→ **Supplied material**
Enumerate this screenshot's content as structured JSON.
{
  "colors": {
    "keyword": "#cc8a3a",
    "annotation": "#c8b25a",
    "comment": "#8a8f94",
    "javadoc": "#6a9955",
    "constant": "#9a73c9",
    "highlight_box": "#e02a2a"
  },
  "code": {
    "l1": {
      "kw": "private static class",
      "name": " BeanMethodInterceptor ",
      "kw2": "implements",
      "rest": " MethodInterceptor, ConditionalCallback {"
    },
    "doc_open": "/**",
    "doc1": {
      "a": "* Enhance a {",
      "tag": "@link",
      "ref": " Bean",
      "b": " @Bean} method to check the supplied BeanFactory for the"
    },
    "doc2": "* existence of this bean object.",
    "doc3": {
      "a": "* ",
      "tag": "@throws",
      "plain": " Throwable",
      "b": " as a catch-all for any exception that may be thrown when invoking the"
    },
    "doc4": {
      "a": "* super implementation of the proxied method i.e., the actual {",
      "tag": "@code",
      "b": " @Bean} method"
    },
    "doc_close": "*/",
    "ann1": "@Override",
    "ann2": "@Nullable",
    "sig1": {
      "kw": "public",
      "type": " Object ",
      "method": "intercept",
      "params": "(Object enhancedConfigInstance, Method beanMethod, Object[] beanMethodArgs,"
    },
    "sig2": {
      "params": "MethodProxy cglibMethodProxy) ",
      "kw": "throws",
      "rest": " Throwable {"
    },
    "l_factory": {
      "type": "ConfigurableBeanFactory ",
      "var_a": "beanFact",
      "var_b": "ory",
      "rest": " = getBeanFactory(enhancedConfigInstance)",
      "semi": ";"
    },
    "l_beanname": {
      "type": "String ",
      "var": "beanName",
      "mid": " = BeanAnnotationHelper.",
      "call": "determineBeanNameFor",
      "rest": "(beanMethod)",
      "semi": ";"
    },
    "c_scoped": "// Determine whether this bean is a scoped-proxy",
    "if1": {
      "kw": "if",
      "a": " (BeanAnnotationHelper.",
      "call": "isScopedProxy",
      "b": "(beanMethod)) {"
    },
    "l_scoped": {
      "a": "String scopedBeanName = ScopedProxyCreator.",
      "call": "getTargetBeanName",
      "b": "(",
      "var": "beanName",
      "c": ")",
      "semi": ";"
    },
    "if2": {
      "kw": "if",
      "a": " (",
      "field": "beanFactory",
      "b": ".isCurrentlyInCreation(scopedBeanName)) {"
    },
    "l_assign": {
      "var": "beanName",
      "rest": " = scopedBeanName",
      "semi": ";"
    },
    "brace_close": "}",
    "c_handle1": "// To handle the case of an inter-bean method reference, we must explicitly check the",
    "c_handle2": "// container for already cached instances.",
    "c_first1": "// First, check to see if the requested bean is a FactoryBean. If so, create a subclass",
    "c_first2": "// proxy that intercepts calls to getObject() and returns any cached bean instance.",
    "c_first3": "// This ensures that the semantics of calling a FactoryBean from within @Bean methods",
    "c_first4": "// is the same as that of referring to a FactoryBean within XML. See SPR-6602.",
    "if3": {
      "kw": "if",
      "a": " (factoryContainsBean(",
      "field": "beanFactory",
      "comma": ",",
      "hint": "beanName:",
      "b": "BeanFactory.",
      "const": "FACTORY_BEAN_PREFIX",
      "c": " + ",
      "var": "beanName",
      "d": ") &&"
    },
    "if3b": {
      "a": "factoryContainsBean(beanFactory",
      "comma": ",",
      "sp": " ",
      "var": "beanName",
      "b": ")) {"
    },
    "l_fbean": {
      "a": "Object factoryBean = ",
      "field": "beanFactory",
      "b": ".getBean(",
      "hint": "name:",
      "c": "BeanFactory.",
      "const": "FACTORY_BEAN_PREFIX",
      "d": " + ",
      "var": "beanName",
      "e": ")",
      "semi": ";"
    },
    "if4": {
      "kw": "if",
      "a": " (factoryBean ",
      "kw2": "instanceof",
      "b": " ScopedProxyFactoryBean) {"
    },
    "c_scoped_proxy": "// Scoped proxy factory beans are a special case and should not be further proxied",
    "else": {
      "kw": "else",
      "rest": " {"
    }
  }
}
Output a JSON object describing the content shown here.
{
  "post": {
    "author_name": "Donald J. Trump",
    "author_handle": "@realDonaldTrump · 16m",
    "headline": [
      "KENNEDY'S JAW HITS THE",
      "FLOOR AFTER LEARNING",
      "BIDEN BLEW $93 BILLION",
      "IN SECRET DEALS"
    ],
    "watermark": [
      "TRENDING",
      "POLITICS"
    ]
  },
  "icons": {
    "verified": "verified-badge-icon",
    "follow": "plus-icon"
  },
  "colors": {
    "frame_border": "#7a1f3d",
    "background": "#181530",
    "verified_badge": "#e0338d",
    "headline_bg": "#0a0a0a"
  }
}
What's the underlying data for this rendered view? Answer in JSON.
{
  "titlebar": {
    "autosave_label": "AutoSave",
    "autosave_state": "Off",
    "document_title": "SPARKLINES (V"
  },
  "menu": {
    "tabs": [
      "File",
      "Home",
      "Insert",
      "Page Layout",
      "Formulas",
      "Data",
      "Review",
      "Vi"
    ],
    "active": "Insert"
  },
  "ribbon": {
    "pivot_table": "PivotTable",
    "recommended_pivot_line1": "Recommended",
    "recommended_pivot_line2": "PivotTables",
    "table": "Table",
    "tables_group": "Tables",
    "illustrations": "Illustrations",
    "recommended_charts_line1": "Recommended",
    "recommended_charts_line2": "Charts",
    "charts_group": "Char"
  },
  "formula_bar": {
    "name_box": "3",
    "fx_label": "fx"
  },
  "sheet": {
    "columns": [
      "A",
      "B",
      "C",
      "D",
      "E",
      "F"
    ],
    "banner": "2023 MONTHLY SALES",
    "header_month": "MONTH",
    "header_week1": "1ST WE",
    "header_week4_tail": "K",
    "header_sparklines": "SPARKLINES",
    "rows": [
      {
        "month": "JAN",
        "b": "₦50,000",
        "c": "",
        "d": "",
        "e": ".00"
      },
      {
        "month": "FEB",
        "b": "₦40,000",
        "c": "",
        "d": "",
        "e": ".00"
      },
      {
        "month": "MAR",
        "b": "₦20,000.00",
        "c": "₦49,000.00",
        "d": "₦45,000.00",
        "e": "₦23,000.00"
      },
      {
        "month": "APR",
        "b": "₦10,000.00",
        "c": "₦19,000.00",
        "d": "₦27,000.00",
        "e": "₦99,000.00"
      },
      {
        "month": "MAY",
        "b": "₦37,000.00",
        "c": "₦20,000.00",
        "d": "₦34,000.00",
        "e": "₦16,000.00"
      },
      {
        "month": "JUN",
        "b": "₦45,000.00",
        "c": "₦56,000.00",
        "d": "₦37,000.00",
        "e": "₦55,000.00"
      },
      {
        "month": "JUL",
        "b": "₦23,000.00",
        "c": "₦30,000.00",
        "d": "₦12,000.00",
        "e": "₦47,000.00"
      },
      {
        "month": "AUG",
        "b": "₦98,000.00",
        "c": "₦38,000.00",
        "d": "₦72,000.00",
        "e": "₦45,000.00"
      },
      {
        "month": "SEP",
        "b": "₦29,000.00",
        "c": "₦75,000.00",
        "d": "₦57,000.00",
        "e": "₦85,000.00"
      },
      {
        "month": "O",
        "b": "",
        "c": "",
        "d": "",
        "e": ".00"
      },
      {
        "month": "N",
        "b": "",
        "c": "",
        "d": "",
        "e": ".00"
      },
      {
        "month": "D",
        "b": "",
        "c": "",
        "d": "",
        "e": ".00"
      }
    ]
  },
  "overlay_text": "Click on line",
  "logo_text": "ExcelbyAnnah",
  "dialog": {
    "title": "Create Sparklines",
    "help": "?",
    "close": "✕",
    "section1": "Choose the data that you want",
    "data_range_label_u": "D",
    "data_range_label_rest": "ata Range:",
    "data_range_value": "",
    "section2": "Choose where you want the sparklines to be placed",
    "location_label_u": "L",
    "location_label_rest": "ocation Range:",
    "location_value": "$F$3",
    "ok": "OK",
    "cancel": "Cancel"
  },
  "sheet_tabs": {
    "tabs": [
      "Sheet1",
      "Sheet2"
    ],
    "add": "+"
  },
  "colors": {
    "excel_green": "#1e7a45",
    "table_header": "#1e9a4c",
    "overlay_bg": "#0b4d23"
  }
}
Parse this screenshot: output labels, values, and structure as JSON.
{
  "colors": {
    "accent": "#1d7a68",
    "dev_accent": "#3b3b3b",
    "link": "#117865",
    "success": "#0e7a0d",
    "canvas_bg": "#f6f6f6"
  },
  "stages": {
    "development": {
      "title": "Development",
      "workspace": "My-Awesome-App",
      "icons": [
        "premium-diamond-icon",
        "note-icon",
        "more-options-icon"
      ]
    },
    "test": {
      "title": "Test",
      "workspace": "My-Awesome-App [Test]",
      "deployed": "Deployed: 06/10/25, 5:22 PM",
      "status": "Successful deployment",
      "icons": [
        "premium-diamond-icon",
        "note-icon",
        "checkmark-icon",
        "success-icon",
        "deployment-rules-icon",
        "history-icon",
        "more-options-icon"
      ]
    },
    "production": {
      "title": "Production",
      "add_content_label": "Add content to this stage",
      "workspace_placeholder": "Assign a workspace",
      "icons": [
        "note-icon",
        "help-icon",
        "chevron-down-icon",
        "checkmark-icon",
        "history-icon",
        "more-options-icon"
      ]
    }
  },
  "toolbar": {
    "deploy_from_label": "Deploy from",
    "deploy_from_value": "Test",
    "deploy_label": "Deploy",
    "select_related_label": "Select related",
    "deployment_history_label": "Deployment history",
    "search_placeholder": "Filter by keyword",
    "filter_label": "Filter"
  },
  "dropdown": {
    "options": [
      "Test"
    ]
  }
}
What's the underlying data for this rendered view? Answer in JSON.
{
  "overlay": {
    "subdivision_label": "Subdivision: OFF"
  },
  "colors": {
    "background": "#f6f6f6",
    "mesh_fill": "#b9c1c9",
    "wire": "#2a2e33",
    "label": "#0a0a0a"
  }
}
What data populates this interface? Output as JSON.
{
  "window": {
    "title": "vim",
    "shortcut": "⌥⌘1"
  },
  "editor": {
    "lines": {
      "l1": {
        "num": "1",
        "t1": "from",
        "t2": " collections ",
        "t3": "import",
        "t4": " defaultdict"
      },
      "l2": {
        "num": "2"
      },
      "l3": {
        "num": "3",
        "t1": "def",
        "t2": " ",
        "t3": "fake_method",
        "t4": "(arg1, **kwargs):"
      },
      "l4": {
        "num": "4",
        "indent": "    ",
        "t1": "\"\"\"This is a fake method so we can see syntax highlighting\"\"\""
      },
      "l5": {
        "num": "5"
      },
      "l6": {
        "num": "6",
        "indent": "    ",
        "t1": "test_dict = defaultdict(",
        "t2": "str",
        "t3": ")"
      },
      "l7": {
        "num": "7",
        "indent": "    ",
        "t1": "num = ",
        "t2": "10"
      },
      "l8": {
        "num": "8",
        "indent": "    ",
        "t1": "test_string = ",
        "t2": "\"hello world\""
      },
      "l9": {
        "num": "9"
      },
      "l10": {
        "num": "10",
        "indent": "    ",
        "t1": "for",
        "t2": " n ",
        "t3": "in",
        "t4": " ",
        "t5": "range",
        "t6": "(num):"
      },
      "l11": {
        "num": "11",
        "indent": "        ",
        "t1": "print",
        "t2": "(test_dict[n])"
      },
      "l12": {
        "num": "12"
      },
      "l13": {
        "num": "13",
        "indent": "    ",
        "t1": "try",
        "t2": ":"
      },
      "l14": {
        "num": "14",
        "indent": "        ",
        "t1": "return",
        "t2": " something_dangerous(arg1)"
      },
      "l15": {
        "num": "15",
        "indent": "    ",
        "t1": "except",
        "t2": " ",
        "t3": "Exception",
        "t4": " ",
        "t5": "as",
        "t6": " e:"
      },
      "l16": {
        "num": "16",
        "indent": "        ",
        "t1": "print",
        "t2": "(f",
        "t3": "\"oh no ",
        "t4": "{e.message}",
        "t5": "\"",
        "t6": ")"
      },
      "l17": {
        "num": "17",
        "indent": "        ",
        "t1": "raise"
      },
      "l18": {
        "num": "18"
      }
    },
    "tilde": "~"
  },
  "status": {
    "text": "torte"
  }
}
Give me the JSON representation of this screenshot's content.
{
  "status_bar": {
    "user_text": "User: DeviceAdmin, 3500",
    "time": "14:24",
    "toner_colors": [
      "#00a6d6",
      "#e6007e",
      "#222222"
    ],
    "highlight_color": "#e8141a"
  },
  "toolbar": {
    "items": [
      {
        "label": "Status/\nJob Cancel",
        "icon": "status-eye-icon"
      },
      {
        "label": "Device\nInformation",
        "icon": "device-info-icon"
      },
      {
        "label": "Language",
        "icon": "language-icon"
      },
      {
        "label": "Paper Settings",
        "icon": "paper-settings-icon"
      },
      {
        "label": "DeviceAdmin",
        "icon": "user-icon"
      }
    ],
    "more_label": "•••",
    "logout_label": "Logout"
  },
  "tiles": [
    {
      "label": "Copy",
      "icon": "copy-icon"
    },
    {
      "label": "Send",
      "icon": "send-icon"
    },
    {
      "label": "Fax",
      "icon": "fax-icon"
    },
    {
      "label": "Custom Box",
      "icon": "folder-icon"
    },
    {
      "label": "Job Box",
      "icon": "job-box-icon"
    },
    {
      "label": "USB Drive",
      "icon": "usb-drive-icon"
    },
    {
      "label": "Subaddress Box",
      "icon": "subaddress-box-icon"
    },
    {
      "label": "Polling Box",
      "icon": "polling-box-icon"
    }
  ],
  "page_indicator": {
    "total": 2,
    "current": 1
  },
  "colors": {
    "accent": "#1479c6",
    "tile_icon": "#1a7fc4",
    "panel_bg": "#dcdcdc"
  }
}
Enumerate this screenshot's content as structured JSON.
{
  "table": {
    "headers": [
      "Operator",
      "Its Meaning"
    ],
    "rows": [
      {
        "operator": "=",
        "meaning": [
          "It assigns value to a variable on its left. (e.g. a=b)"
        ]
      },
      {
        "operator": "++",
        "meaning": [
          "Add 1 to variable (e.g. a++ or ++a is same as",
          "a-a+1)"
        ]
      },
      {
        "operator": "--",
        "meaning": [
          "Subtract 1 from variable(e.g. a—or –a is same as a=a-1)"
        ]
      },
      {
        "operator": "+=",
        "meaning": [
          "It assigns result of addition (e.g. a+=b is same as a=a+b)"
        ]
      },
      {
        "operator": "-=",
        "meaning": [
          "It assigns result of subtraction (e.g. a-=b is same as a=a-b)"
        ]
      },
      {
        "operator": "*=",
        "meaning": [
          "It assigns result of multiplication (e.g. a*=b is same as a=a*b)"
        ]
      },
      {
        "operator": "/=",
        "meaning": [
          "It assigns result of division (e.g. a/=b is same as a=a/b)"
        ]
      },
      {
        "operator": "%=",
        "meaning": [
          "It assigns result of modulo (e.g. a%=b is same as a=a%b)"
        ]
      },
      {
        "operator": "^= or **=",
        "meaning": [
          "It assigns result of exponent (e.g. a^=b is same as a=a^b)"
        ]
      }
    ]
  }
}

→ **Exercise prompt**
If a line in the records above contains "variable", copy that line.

→ **Reply to the task**
          "It assigns value to a variable on its left. (e.g. a=b)"
          "Add 1 to variable (e.g. a++ or ++a is same as",
          "Subtract 1 from variable(e.g. a—or –a is same as a=a-1)"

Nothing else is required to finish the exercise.